Trail RecipesBy Akira Suzuki
Bakke Miso, Just Like Grandma Used to Make
Butterbur Sprout (fukinotou)
One of the favorite ingredients found in the hills of Japan is fukinotou. The pale green sprouts are some of the first plants to poke their way through the late-season snows of winter and are a sure sign of the arrival of spring. The blooming of its namesake fuki flower also makes it a springtime favorite.
Fukinotou is referred to as “bakke” in the local Tohoku and Hokkaido dialects, and “bakke miso” is just what you would imagine – fukinotou mixed with miso paste. The dish complements a stiff drink well, but it can also be devoured atop a bowl of hot rice.
The bitter taste of mountain fields mixed with the sweet scent of miso will have you craving for more. Cooking the sprouts with a touch of miso and sugar has a preservative effect, allowing for the mix to last up to a year in the refrigerator. My family seems to eat it at virtually every meal, so even if we cook it in bulk, it will barely last a month.
I first discovered bakke miso while on a bike tour to a neighboring prefecture during my first year of junior high school. An elderly woman with a thick accent from one of the small towns invited me to her home for a bite to eat.
Since a child’s sense of taste is underdeveloped, I did not enjoy the bitter and sour tastes found in many Japanese foods. However, the bowl of steaming rice covered in bakke miso opened up a new world of adult tastes.

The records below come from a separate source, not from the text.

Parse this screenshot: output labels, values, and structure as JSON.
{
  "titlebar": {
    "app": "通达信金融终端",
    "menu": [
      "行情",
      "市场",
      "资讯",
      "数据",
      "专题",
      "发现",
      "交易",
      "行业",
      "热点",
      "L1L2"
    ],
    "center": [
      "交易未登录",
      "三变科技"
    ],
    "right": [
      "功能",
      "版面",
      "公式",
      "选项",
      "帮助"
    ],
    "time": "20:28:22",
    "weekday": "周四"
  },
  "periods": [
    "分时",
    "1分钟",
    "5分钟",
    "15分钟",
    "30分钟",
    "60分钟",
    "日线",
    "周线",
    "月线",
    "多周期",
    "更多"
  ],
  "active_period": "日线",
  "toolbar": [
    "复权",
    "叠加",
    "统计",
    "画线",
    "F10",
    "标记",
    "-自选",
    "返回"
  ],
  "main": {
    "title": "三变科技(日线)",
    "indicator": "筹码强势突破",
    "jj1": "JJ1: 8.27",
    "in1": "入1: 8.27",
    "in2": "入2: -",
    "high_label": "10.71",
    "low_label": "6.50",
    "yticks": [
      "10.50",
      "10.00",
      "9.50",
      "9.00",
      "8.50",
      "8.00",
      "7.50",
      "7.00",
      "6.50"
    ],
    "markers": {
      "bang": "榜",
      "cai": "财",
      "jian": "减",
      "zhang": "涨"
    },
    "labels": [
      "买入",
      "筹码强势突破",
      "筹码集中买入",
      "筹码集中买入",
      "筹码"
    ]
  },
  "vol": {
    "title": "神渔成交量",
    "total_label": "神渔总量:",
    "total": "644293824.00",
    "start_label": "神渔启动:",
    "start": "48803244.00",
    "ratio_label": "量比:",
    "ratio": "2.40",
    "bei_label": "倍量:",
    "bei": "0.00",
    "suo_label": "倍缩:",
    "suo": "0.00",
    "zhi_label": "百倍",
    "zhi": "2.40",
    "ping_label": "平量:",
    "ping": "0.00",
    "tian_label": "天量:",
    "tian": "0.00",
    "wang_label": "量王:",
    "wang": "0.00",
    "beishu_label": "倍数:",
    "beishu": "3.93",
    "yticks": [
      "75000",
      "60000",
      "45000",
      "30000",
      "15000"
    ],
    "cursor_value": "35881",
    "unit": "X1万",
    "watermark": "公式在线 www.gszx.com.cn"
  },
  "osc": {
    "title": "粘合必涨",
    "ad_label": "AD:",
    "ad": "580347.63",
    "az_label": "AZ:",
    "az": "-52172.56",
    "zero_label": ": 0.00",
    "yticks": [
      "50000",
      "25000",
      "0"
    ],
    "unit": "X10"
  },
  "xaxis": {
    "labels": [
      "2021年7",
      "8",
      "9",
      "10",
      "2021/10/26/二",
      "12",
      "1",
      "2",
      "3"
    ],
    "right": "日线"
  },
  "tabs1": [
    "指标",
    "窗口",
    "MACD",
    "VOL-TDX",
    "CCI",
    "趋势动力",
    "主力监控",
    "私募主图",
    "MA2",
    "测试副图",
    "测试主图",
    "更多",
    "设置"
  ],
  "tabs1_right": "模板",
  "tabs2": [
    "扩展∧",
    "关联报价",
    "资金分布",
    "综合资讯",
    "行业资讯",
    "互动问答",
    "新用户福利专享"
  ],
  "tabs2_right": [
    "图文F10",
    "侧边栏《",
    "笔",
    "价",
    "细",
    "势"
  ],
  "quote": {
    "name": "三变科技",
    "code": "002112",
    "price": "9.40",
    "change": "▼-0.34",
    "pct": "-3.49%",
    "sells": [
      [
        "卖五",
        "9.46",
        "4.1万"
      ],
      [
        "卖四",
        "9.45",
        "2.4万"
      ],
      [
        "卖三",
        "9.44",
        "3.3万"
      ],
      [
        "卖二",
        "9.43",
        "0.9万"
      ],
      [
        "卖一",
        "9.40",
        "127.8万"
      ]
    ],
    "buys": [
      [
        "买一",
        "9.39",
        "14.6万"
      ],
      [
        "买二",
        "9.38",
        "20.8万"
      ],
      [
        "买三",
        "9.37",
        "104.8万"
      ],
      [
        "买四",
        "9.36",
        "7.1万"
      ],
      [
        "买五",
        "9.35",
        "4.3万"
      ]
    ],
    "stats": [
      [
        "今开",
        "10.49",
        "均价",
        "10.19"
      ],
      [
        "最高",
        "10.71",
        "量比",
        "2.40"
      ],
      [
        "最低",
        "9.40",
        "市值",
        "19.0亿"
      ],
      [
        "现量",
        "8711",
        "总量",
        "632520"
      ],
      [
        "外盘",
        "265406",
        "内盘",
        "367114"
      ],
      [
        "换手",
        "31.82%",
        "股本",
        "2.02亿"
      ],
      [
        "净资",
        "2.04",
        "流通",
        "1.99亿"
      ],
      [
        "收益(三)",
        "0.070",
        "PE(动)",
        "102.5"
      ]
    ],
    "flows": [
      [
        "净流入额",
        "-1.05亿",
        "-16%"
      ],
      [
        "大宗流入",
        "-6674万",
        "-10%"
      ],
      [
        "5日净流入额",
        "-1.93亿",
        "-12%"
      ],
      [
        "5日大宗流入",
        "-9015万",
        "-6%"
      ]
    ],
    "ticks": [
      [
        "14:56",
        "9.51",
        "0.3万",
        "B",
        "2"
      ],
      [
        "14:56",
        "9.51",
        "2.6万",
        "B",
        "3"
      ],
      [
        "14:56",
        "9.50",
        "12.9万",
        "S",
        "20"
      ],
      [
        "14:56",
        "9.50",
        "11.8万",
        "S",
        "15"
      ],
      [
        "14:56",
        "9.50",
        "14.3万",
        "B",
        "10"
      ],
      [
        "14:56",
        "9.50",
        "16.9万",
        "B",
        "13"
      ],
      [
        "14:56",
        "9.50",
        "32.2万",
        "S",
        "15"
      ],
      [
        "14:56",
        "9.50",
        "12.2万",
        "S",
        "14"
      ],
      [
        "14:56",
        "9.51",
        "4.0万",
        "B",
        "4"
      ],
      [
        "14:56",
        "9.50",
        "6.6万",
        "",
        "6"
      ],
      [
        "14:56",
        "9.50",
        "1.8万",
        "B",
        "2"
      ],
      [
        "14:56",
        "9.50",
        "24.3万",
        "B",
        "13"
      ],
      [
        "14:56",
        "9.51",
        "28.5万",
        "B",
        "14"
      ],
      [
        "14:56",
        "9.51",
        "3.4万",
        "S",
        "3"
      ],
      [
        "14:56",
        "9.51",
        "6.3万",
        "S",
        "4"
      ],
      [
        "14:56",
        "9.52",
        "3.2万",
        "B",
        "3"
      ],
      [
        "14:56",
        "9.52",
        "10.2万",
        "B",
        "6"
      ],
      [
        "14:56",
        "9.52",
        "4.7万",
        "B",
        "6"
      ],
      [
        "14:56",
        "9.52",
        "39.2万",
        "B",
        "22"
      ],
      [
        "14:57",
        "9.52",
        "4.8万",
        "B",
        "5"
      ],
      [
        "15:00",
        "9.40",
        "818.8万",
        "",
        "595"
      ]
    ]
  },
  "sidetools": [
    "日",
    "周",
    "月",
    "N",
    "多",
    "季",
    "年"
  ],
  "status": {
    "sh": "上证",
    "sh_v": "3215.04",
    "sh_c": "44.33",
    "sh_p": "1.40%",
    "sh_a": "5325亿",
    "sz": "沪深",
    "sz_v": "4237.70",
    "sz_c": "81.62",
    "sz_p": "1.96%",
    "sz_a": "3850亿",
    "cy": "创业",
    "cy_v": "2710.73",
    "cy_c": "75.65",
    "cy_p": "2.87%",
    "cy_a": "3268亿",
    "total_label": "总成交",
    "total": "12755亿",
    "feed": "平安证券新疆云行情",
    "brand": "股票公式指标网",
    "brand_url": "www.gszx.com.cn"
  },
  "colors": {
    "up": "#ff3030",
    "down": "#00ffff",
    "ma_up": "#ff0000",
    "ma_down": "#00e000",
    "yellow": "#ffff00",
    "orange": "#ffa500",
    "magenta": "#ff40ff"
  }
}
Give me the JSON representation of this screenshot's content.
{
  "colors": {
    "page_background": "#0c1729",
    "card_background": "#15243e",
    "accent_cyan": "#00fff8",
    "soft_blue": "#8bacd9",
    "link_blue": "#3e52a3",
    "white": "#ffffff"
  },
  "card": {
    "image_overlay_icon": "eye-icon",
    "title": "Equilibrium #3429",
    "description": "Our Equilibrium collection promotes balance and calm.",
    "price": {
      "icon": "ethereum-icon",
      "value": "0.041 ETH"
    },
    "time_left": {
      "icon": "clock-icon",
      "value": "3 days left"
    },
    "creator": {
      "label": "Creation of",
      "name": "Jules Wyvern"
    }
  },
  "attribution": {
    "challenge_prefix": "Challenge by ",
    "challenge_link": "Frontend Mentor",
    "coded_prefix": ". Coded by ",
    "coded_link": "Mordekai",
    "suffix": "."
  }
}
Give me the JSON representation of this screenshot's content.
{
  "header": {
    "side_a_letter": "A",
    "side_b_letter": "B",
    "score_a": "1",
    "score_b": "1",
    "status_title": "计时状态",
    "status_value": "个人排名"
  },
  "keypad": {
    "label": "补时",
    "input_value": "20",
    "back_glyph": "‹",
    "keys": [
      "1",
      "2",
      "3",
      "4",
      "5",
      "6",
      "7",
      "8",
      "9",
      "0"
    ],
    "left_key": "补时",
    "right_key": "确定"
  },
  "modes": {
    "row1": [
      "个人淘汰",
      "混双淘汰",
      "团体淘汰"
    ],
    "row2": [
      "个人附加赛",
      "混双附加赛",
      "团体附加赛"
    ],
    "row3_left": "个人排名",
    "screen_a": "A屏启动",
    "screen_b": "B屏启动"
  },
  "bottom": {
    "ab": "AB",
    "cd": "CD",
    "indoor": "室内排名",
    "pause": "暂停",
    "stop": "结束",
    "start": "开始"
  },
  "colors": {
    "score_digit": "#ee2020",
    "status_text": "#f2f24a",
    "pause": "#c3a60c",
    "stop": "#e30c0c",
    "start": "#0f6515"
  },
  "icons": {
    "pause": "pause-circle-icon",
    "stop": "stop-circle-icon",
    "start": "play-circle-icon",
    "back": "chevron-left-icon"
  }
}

The sweet smell of bakke miso grows better as you add more fukinotou. However, if you want the full flavor of the miso to come forward, use less fukinotou. Keep this in mind the next time you come across a patch of fukinotou next spring.